In 18th installments of my CLASSIC ALBUM SERIES I’m yet to cover a Led Zeppelin album, but that changes now with the incredible Led Zeppelin IV. Released in 1971, their fourth album is my favourite of theirs and features eight incredible songs. Every album after this in my opinion struggled to match the greatness of the songs on this album, aside from perhaps Physical Graffiti. But there’s no doubt when I say this one album contained their best work, their most consistent songs and their most focused and driven playing.
The song Black Dog opens the album which features one of the most complex and exciting riffs that Led Zeppelin ever came up with. It was John Paul Jones that initially thought of it, having wanted to compose a riff that people found hard to dance to. You take away the drums and he succeeded. The band came up with so many infectious riffs in their career and Black Dog, along with the following song Rock And Roll, are two of their all time best. Rock And Roll is a song all guitarists should learn to play at some point. The song is a pretty straight forward blues number but the opening drum sequence can really throw you off when you’re trying to play along. It’s almost like they deliberately tried to throw a spanner in the works with that one, but it fits the song perfectly. Looking back at their entire catalogue it’s easy to say that this song stands out as one of their most explosive. And it’s as addictive as hell.
- Black Dog
- Rock And Roll
- The Battle Of Evermore
- Stairway To Heaven
- Misty Mountain Hop
- Four Sticks
- Going To California
- When The Levee Breaks
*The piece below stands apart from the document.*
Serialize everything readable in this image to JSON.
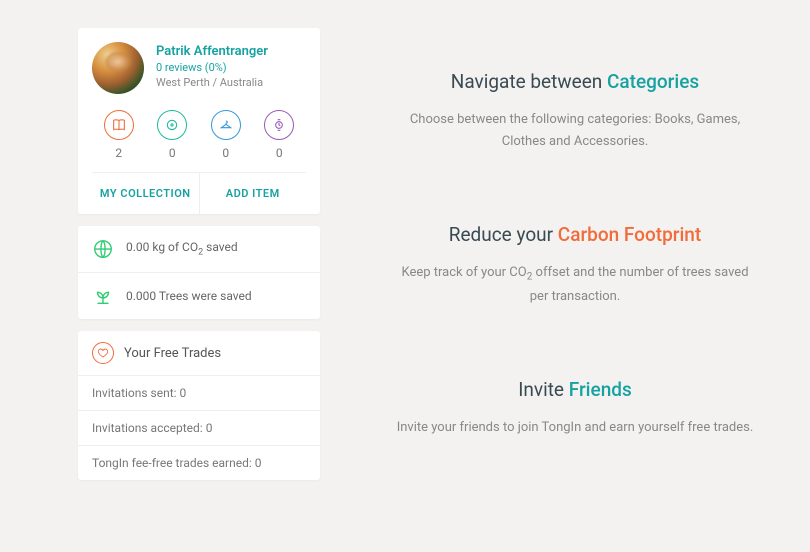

Things head in a more mellow direction with The Battle Of Evermore which features singer songwriter Sandy Denny on guest vocals. The song has a distinctive folk feel to it with Jimmy Page playing mandolin on the song which resulting in John Paul Jones playing acoustic guitar. It’s a song that doesn’t stand out initially compared to the others but the more you listen to it the more you fall in love with it. Stairway To Heaven comes next which is probably my least favourite song on the album, yes you read that right. I’ve always considered this song overrated especially compared to the other songs on the album. I know it’s seen as one of the greatest songs of all time but I’ve never bought into that. While the guitar solo section in the final third of the song is exciting to listen to, everything else really doesn’t do that much for me. Just my opinion.
Things return to excellent form with Misty Mountain Hop. The song begins with John Paul Jones on electric piano and it’s yet another Zeppelin riff that latches itself onto your mind and refuses to let go. Plant is exceptional here. Four Sticks comes next but for me it’s always been the one track on this album that doesn’t seem to quite fit. Based around a riff that continues from start to finish with not much else going on, the song ends up feeling repetitive. Everything is righted with the next song, Going To California which is one of the best songs in the Led Zeppelin catalogue. The song doesn’t feature Bonham at all, instead going down the folk route the band had previously visited in The Battle Of Evermore. The song is absolutely beautiful and doesn’t need a catchy riff to stay in your head. The blend of Plant on vocals with Page on guitar and Jones on mandolin is exquisite, resulting in one of the best songs on the album.
When The Levee Breaks is the final track and I don’t think the band could have picked a better song to end on. Anchored by Bonham’s incredible drumming, which was recorded at the bottom of a stairwell at Headley Grande in Hampshire, which is where the band recorded a lot of the album. The unique sound of the drums were created by the natural reverb located at the bottom of the stairwell. That combined with the vocals, guitar, bass and harmonica create one hell of a song and one of the greatest songs of all time, period. I also consider it the best Led Zeppelin track by a country mile, and that’s saying something because their entire catalogue is full of so many gems.
Overall Led Zeppelin IV is a masterpiece even though I’m not a massive fan of Stairway To Heaven, at least compared to the hype surrounding it. When looking at their whole catalogue this is probably their most consistent album from start to finish and at eight songs in length it really hits the spot quickly. There’s no messing around, it’s to the point. The band would go on to reproduce the greatness found on this album on their 1975 album Physical Graffiti, which will be the focus of a future CLASSIC ALBUM SERIES article without a doubt, but Led Zeppelin IV really sums the band up perfectly. Catchy riffs, screaming vocals, beautiful playing and exciting ideas. It’s a must have for any record collection.